What to work on
Below are some records; copy each line in them that contains "basic".

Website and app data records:
+ + + + + + +

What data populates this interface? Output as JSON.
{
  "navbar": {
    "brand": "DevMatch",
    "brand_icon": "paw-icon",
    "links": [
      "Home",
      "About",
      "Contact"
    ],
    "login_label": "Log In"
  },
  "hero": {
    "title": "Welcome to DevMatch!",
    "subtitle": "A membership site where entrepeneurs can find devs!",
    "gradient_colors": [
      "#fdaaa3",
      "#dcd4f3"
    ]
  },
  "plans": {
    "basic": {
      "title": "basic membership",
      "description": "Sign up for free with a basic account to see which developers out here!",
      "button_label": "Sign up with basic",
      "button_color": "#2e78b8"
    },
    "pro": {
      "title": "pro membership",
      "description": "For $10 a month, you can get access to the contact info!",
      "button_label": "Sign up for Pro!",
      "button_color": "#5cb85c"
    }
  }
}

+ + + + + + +

Response box
    "basic": {
      "title": "basic membership",
      "description": "Sign up for free with a basic account to see which developers out here!",
      "button_label": "Sign up with basic",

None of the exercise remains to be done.